Apple buds are at full bloom to petal in Eastern Ontario and Grey County and at petal fall to 10 mm for Southwestern Ontario.
Growers have started to apply thinners in Southwestern Ontario and it is definitely on the minds of growers in the rest of the province. Most growers have had a fairly heavy bloom.
With the heavy bloom, hot days and warm nights has prompted many conversations about carbohydrate deficits. Carbon deficits occur when the demand from the fruitlets for carbohydrates is greater than what the leaves can produce. According to the Cornell Apple Carbohydrate Thinning Model http://newa.cornell.edu/index.php?page=apple-thin , locations in New York have had enough of a carbon deficit to recommend reducing chemical thinners or not to apply thinners, depending on the day.
Warm temperatures and high humidity have made for ideal conditions for fire blight infection. For most regions, the fire blight risk maps are predicting high to extreme risk of infection for at least the early part of the week. While petal fall is well underway across the province, growers should be aware of flowers still open and monitor closely for secondary, or rat tail blossoms. Removing or protecting these open blossoms from infection will be critical during times of high risk. Antibiotics will break down quickly in high temperatures, likely only providing 24-48 hours of protection before a re-application would be required.
While most regions have over 90% apple scab ascospore maturity, there has been little rain to distribute these spores. This may result in a significant scab infection period during the next wetting event as massive amounts of ascospores could be released. Growers should keep a good protectant program in place if rain is in the forecast.
Now is the time to begin looking for the development of scab lesions from previous infection periods in order to detect and prevent secondary infection from being established. The first lesions are generally found on the lower leaf surface as spores are splashed from the orchard floor during rain events. These start out as velvety brown to olive green with indistinct margins that darken with time. If lesions are detected, a good protectant spray program should stay in place following the primary scab infection period. For resistance management, do not use Group 3, 7, 9 or 11 fungicides if lesions are present.
The dry, hot and humid weather has also been ideal for powdery mildew development and early symptoms have been observed in many orchards across the province. Some key points to remember:

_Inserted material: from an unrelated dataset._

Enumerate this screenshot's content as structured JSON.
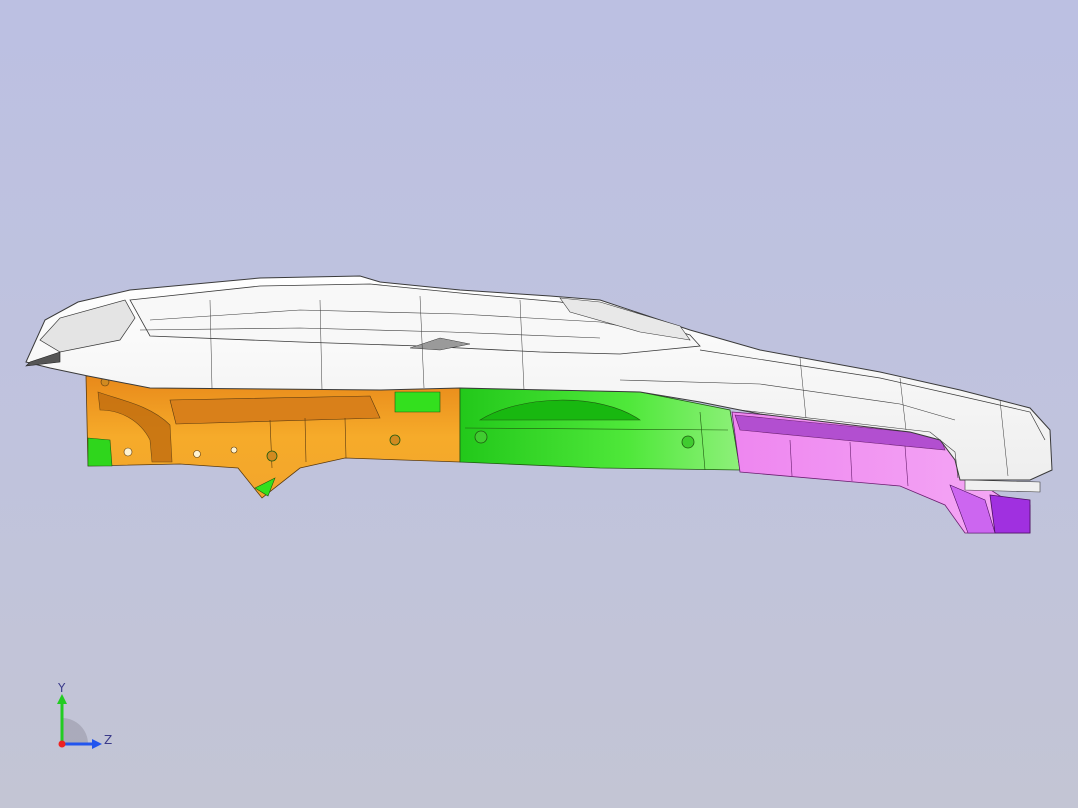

- Unlike scab, mildew thrives in dry weather. So, protectant sprays may still be required during these periods when there is little risk from apple scab.

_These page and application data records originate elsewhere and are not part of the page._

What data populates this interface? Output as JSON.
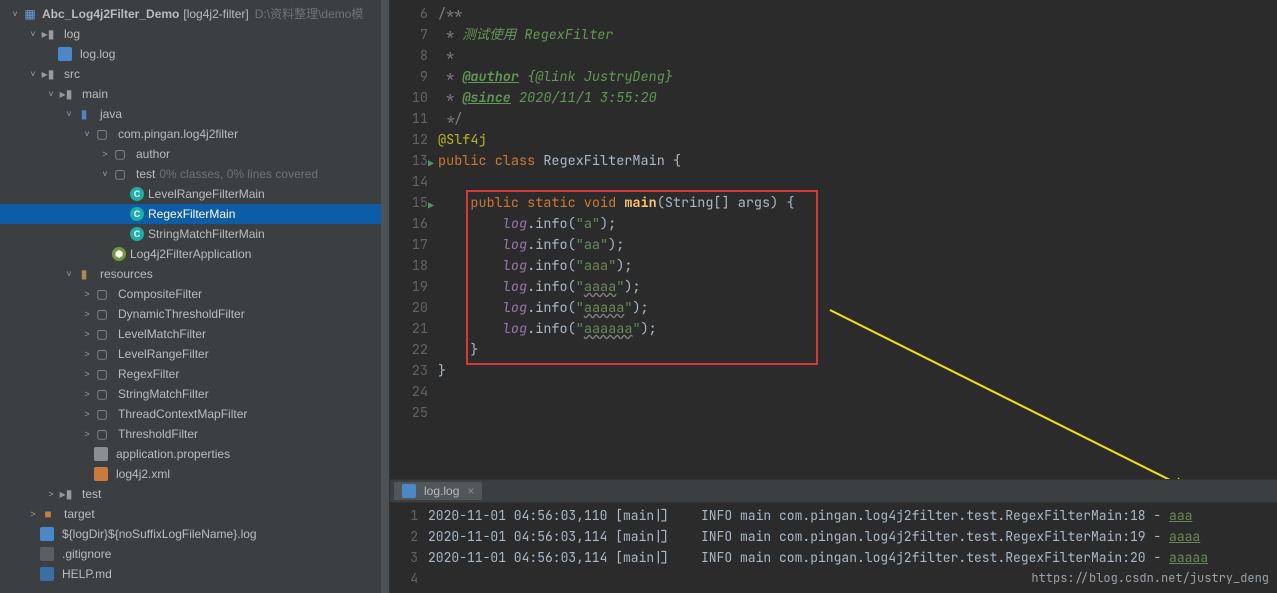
{
  "sidebar": {
    "project": {
      "name": "Abc_Log4j2Filter_Demo",
      "module": "[log4j2-filter]",
      "path": "D:\\资料整理\\demo模板"
    },
    "tree": [
      {
        "depth": 0,
        "arrow": "˅",
        "icon": "module",
        "label": "Abc_Log4j2Filter_Demo",
        "suffix": "[log4j2-filter]",
        "path": "D:\\资料整理\\demo模"
      },
      {
        "depth": 1,
        "arrow": "˅",
        "icon": "folder",
        "label": "log"
      },
      {
        "depth": 2,
        "arrow": "",
        "icon": "logfile",
        "label": "log.log"
      },
      {
        "depth": 1,
        "arrow": "˅",
        "icon": "folder",
        "label": "src"
      },
      {
        "depth": 2,
        "arrow": "˅",
        "icon": "folder",
        "label": "main"
      },
      {
        "depth": 3,
        "arrow": "˅",
        "icon": "folder-blue",
        "label": "java"
      },
      {
        "depth": 4,
        "arrow": "˅",
        "icon": "package",
        "label": "com.pingan.log4j2filter"
      },
      {
        "depth": 5,
        "arrow": "˃",
        "icon": "package",
        "label": "author"
      },
      {
        "depth": 5,
        "arrow": "˅",
        "icon": "package",
        "label": "test",
        "suffix": "0% classes, 0% lines covered"
      },
      {
        "depth": 6,
        "arrow": "",
        "icon": "class",
        "label": "LevelRangeFilterMain"
      },
      {
        "depth": 6,
        "arrow": "",
        "icon": "class",
        "label": "RegexFilterMain",
        "selected": true
      },
      {
        "depth": 6,
        "arrow": "",
        "icon": "class",
        "label": "StringMatchFilterMain"
      },
      {
        "depth": 5,
        "arrow": "",
        "icon": "spring",
        "label": "Log4j2FilterApplication"
      },
      {
        "depth": 3,
        "arrow": "˅",
        "icon": "folder-res",
        "label": "resources"
      },
      {
        "depth": 4,
        "arrow": "˃",
        "icon": "package",
        "label": "CompositeFilter"
      },
      {
        "depth": 4,
        "arrow": "˃",
        "icon": "package",
        "label": "DynamicThresholdFilter"
      },
      {
        "depth": 4,
        "arrow": "˃",
        "icon": "package",
        "label": "LevelMatchFilter"
      },
      {
        "depth": 4,
        "arrow": "˃",
        "icon": "package",
        "label": "LevelRangeFilter"
      },
      {
        "depth": 4,
        "arrow": "˃",
        "icon": "package",
        "label": "RegexFilter"
      },
      {
        "depth": 4,
        "arrow": "˃",
        "icon": "package",
        "label": "StringMatchFilter"
      },
      {
        "depth": 4,
        "arrow": "˃",
        "icon": "package",
        "label": "ThreadContextMapFilter"
      },
      {
        "depth": 4,
        "arrow": "˃",
        "icon": "package",
        "label": "ThresholdFilter"
      },
      {
        "depth": 4,
        "arrow": "",
        "icon": "props",
        "label": "application.properties"
      },
      {
        "depth": 4,
        "arrow": "",
        "icon": "xml",
        "label": "log4j2.xml"
      },
      {
        "depth": 2,
        "arrow": "˃",
        "icon": "folder",
        "label": "test"
      },
      {
        "depth": 1,
        "arrow": "˃",
        "icon": "orange-folder",
        "label": "target"
      },
      {
        "depth": 1,
        "arrow": "",
        "icon": "logfile",
        "label": "${logDir}${noSuffixLogFileName}.log"
      },
      {
        "depth": 1,
        "arrow": "",
        "icon": "text",
        "label": ".gitignore"
      },
      {
        "depth": 1,
        "arrow": "",
        "icon": "md",
        "label": "HELP.md"
      }
    ]
  },
  "editor": {
    "startLine": 6,
    "lines": [
      {
        "n": 6,
        "html": "<span class='cl-comment'>/**</span>"
      },
      {
        "n": 7,
        "html": "<span class='cl-comment'> * </span><span class='cl-doc'>测试使用 RegexFilter</span>"
      },
      {
        "n": 8,
        "html": "<span class='cl-comment'> *</span>"
      },
      {
        "n": 9,
        "html": "<span class='cl-comment'> * </span><span class='cl-doc-tag'>@author</span><span class='cl-doc'> {@link JustryDeng}</span>"
      },
      {
        "n": 10,
        "html": "<span class='cl-comment'> * </span><span class='cl-doc-tag'>@since</span><span class='cl-doc'> 2020/11/1 3:55:20</span>"
      },
      {
        "n": 11,
        "html": "<span class='cl-comment'> */</span>"
      },
      {
        "n": 12,
        "html": "<span class='cl-ann'>@Slf4j</span>"
      },
      {
        "n": 13,
        "html": "<span class='cl-kw'>public class </span><span class='cl-ident'>RegexFilterMain {</span>",
        "run": true
      },
      {
        "n": 14,
        "html": ""
      },
      {
        "n": 15,
        "html": "    <span class='cl-kw'>public static void </span><span class='cl-methodbold'>main</span><span class='cl-ident'>(String[] args) {</span>",
        "run": true
      },
      {
        "n": 16,
        "html": "        <span class='cl-static'>log</span><span class='cl-dot'>.</span><span class='cl-ident'>info(</span><span class='cl-str'>\"a\"</span><span class='cl-ident'>);</span>"
      },
      {
        "n": 17,
        "html": "        <span class='cl-static'>log</span><span class='cl-dot'>.</span><span class='cl-ident'>info(</span><span class='cl-str'>\"aa\"</span><span class='cl-ident'>);</span>"
      },
      {
        "n": 18,
        "html": "        <span class='cl-static'>log</span><span class='cl-dot'>.</span><span class='cl-ident'>info(</span><span class='cl-str'>\"aaa\"</span><span class='cl-ident'>);</span>"
      },
      {
        "n": 19,
        "html": "        <span class='cl-static'>log</span><span class='cl-dot'>.</span><span class='cl-ident'>info(</span><span class='cl-str'>\"<span class='underline-warn'>aaaa</span>\"</span><span class='cl-ident'>);</span>"
      },
      {
        "n": 20,
        "html": "        <span class='cl-static'>log</span><span class='cl-dot'>.</span><span class='cl-ident'>info(</span><span class='cl-str'>\"<span class='underline-warn'>aaaaa</span>\"</span><span class='cl-ident'>);</span>"
      },
      {
        "n": 21,
        "html": "        <span class='cl-static'>log</span><span class='cl-dot'>.</span><span class='cl-ident'>info(</span><span class='cl-str'>\"<span class='underline-warn'>aaaaaa</span>\"</span><span class='cl-ident'>);</span>"
      },
      {
        "n": 22,
        "html": "    <span class='cl-ident'>}</span>"
      },
      {
        "n": 23,
        "html": "<span class='cl-ident'>}</span>"
      },
      {
        "n": 24,
        "html": ""
      },
      {
        "n": 25,
        "html": ""
      }
    ]
  },
  "consoleTab": {
    "label": "log.log"
  },
  "console": [
    {
      "n": 1,
      "ts": "2020-11-01 04:56:03,110",
      "thread": "[main|]",
      "level": "INFO",
      "cat": "main",
      "cls": "com.pingan.log4j2filter.test.RegexFilterMain:18",
      "msg": "aaa"
    },
    {
      "n": 2,
      "ts": "2020-11-01 04:56:03,114",
      "thread": "[main|]",
      "level": "INFO",
      "cat": "main",
      "cls": "com.pingan.log4j2filter.test.RegexFilterMain:19",
      "msg": "aaaa"
    },
    {
      "n": 3,
      "ts": "2020-11-01 04:56:03,114",
      "thread": "[main|]",
      "level": "INFO",
      "cat": "main",
      "cls": "com.pingan.log4j2filter.test.RegexFilterMain:20",
      "msg": "aaaaa"
    },
    {
      "n": 4,
      "ts": "",
      "thread": "",
      "level": "",
      "cat": "",
      "cls": "",
      "msg": ""
    }
  ],
  "watermark": "https://blog.csdn.net/justry_deng"
}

- Fullback, Nova, Aprovia and Luna Tranquility do not provide good control of fruit scab and should be tank-mixed with a compatible protectant fungicide.
- Vivando is no longer registered for control of powdery mildew on pome fruit.
- Powdery mildew is fairly susceptible to developing fungicide resistance. Rotation amoung fungicide groups is very important.
- Be aware of rotating with pre-mix products that contain multiple fungicide groups, such as Pristine (7+11), Luna Tranquility (7+9) and Inspire Super (3+9).
- Factor in any scab resistance that may be present in the orchard when making fungicide decisions. While scab may not be the spray target at the time, the population will still be pressured if present.
Petal fall insecticides continue to be applied in most areas. The spray window for oriental fruit moth will be over in most early regions by mid-week. Some growers selected insecticides with good efficacy on mullein bug, spring feeding caterpillars, European apple sawfly and/or apple leafcurling midge if monitoring had indicated they had reached threshold or had high pest pressure.
Low numbers of codling moth have been found in traps in most regions across the province, while obliquebanded leafroller has been caught in Essex. San Jose scale has also been trapped in all monitoring orchards in the province. Spray timing for scale crawlers is predicted for the end of June.
Spring feeding caterpillar activity seems to be extended this season likely due to the cooler weather in April slowing things down. Both small and mature caterpillars can still be found in clusters or rolled up in leaves. Significant levels of feeding on blossoms has been observed in some orchards as well as suspected green fruitworm damage to developing fruitlets.
Apple leafcurling midge damage continues to increase across the province. Newly hatched midge larvae can now be found in tightly rolled leaves. In some earlier regions, these larvae are beginning to turn orange, which indicates the later stages of maturity.
Early miticides, such as Apollo, Agri-Mek or Nealta will be applied over the next couple of weeks in orchards with high mite pressure. Refer to Table 3-9. Activity of Miticides Registered on Apples and/or Pear in Ontario in 2016-2017 Publication 360, Guide to Fruit Production for more information on registered miticides.
- Apollo is primarily an ovidicide, which means it targets the egg stage or newly hatched nymphs (typically no later than 14 days after petal fall). Therefore, populations should be monitored to determine the number of eggs present before Apollo is applied.
- Agri-Mek should be applied within 21 days of petal fall. Since oil is required, do not apply Agri-Mek within 14 days of captan or sulphur fungicides.
- Nealta is a miticide that needs to be applied as populations build, so an earlier application is ideal. Include an adjuvant to improve performance.